BEGIN
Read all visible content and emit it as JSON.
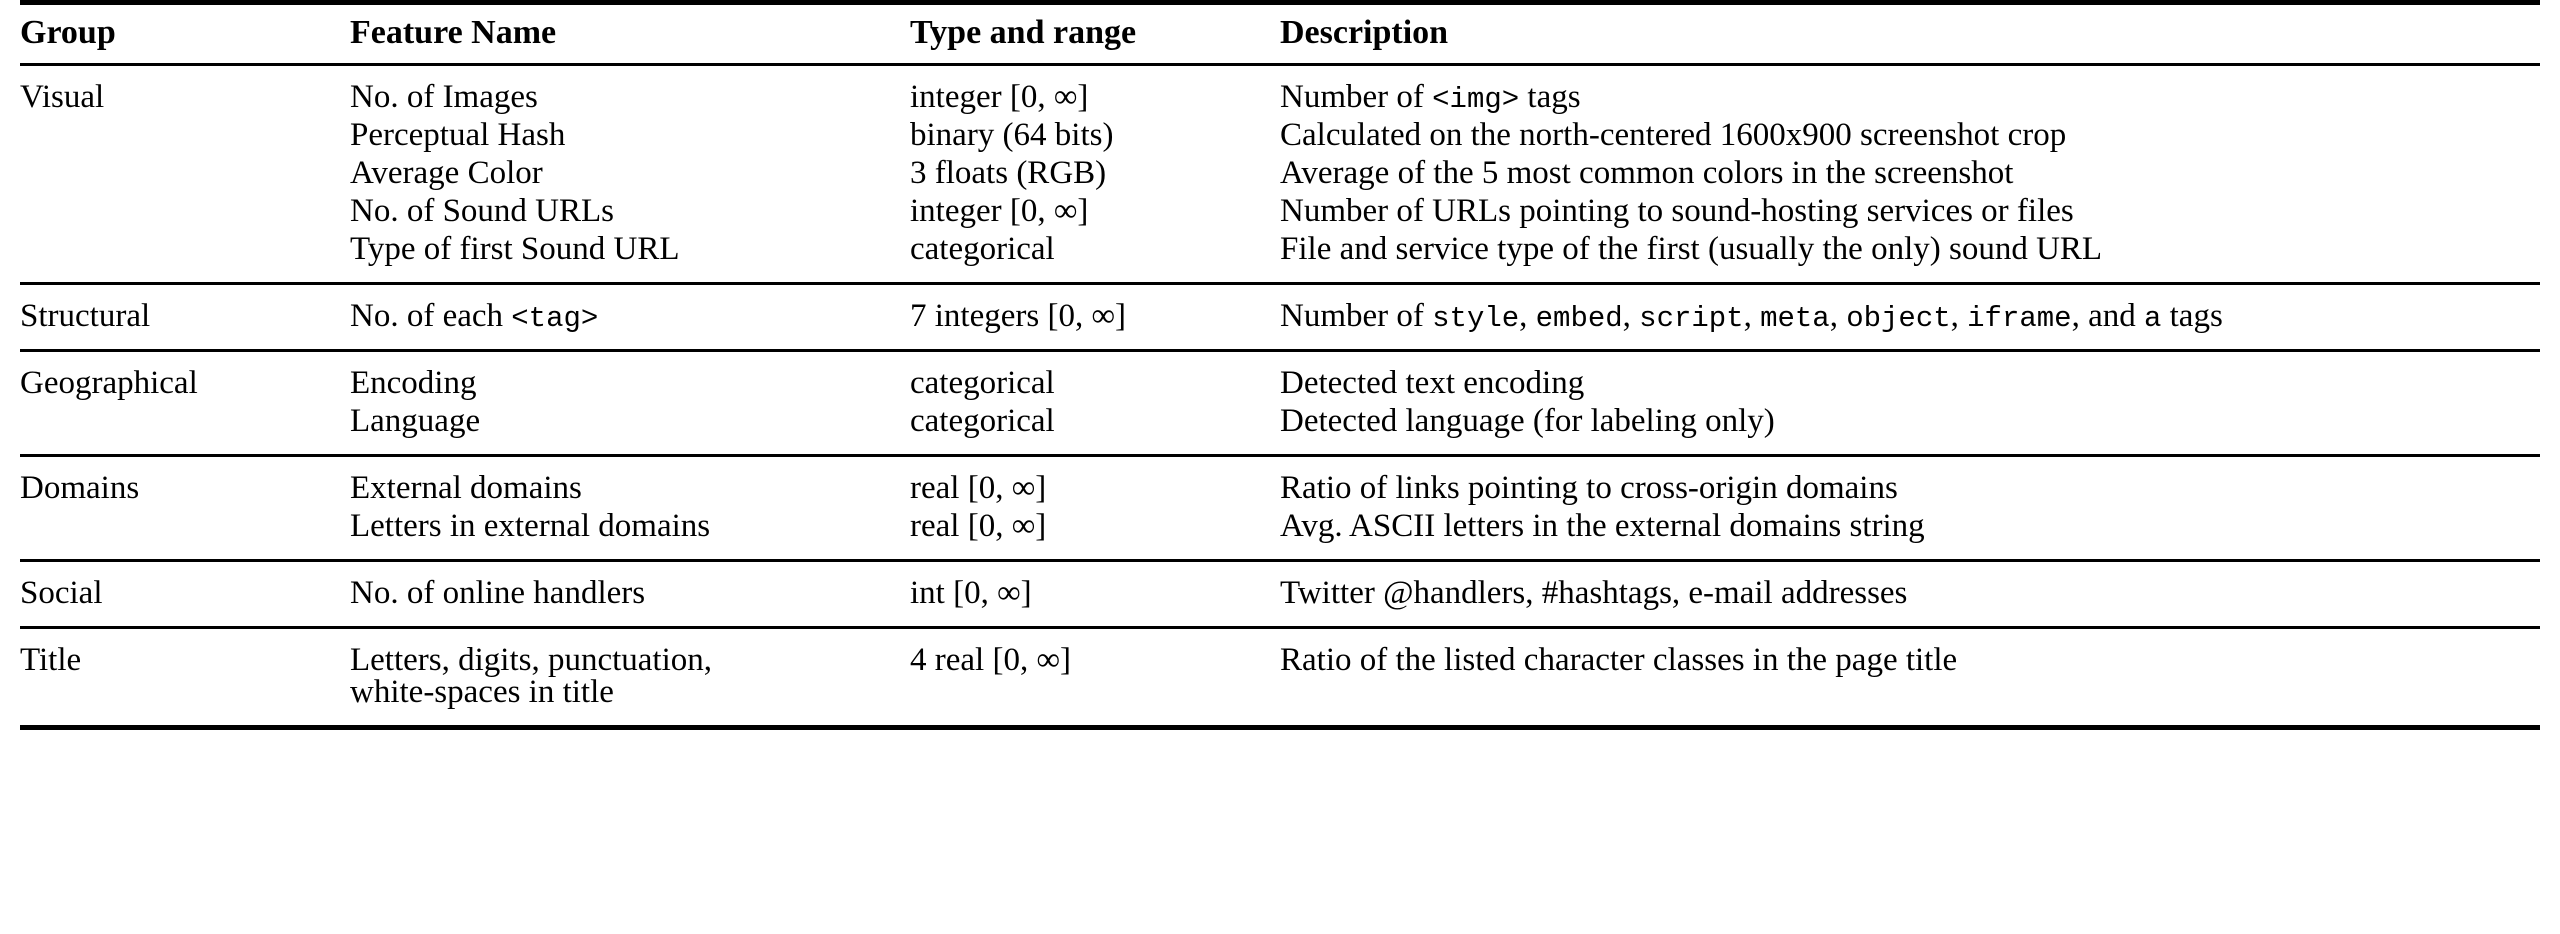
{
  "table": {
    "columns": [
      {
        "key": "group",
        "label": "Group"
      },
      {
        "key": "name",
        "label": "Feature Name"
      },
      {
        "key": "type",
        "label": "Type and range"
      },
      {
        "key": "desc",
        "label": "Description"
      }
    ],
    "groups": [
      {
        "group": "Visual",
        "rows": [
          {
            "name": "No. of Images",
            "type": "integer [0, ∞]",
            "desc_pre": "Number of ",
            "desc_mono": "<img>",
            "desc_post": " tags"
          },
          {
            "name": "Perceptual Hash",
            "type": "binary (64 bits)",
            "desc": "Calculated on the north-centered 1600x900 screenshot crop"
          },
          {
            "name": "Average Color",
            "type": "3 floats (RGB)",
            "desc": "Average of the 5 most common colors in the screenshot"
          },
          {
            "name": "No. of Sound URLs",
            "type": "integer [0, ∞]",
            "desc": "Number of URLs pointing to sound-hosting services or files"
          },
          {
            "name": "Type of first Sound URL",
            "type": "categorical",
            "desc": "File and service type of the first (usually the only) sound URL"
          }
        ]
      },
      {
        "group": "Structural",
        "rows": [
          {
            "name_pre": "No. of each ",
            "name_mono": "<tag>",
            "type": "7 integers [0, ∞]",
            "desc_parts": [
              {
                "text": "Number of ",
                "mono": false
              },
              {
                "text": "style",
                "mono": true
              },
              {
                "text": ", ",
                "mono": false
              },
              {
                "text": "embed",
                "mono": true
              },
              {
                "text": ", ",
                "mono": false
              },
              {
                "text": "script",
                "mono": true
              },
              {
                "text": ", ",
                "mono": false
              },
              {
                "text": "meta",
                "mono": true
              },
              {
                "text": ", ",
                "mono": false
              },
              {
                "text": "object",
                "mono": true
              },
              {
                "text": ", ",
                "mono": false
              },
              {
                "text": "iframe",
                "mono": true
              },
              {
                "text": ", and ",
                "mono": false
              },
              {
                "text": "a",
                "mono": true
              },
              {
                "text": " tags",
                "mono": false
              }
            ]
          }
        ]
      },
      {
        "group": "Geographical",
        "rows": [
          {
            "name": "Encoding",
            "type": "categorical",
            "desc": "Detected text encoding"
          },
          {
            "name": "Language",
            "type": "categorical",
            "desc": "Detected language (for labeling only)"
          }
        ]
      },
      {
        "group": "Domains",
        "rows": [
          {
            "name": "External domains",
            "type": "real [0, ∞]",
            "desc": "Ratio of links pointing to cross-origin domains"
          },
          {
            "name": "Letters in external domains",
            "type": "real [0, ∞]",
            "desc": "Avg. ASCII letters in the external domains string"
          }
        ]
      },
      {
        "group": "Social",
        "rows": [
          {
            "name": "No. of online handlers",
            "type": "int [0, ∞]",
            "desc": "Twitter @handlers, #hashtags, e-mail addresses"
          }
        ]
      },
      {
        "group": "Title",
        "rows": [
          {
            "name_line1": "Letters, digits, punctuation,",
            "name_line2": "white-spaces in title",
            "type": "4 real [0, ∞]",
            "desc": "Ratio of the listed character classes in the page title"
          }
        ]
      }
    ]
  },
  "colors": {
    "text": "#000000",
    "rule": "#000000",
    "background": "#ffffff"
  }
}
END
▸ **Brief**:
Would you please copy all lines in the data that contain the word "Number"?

▸ **Result for this task**:
            "desc_pre": "Number of ",
            "desc": "Number of URLs pointing to sound-hosting services or files"
                "text": "Number of ",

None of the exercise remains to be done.